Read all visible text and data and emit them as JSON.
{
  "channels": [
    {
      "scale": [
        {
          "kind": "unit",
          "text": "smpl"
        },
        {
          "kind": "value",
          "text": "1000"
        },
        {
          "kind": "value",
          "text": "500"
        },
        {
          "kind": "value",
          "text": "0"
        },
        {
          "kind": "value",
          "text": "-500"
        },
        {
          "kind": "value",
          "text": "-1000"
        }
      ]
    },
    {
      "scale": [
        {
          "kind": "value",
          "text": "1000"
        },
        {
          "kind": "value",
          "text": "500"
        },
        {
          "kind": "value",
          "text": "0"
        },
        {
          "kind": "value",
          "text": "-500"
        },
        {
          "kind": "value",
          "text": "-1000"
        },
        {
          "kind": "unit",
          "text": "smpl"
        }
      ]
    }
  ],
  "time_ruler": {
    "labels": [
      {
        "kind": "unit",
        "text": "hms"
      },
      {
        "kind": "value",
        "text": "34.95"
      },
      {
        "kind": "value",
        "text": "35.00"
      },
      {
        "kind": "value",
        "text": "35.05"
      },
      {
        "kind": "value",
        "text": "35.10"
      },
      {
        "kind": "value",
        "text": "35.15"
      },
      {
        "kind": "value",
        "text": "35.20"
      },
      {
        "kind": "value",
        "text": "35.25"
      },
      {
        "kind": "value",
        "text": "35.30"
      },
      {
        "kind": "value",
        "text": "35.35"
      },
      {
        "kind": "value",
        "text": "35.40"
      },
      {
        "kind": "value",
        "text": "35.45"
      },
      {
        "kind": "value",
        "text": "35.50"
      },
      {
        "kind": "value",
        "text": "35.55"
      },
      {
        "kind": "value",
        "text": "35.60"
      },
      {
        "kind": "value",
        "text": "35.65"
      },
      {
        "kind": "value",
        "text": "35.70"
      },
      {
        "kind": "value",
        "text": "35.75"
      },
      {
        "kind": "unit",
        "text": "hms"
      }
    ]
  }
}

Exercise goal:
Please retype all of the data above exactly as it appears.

Response to this exercise:
Read all visible text and data and emit them as JSON.
{
  "channels": [
    {
      "scale": [
        {
          "kind": "unit",
          "text": "smpl"
        },
        {
          "kind": "value",
          "text": "1000"
        },
        {
          "kind": "value",
          "text": "500"
        },
        {
          "kind": "value",
          "text": "0"
        },
        {
          "kind": "value",
          "text": "-500"
        },
        {
          "kind": "value",
          "text": "-1000"
        }
      ]
    },
    {
      "scale": [
        {
          "kind": "value",
          "text": "1000"
        },
        {
          "kind": "value",
          "text": "500"
        },
        {
          "kind": "value",
          "text": "0"
        },
        {
          "kind": "value",
          "text": "-500"
        },
        {
          "kind": "value",
          "text": "-1000"
        },
        {
          "kind": "unit",
          "text": "smpl"
        }
      ]
    }
  ],
  "time_ruler": {
    "labels": [
      {
        "kind": "unit",
        "text": "hms"
      },
      {
        "kind": "value",
        "text": "34.95"
      },
      {
        "kind": "value",
        "text": "35.00"
      },
      {
        "kind": "value",
        "text": "35.05"
      },
      {
        "kind": "value",
        "text": "35.10"
      },
      {
        "kind": "value",
        "text": "35.15"
      },
      {
        "kind": "value",
        "text": "35.20"
      },
      {
        "kind": "value",
        "text": "35.25"
      },
      {
        "kind": "value",
        "text": "35.30"
      },
      {
        "kind": "value",
        "text": "35.35"
      },
      {
        "kind": "value",
        "text": "35.40"
      },
      {
        "kind": "value",
        "text": "35.45"
      },
      {
        "kind": "value",
        "text": "35.50"
      },
      {
        "kind": "value",
        "text": "35.55"
      },
      {
        "kind": "value",
        "text": "35.60"
      },
      {
        "kind": "value",
        "text": "35.65"
      },
      {
        "kind": "value",
        "text": "35.70"
      },
      {
        "kind": "value",
        "text": "35.75"
      },
      {
        "kind": "unit",
        "text": "hms"
      }
    ]
  }
}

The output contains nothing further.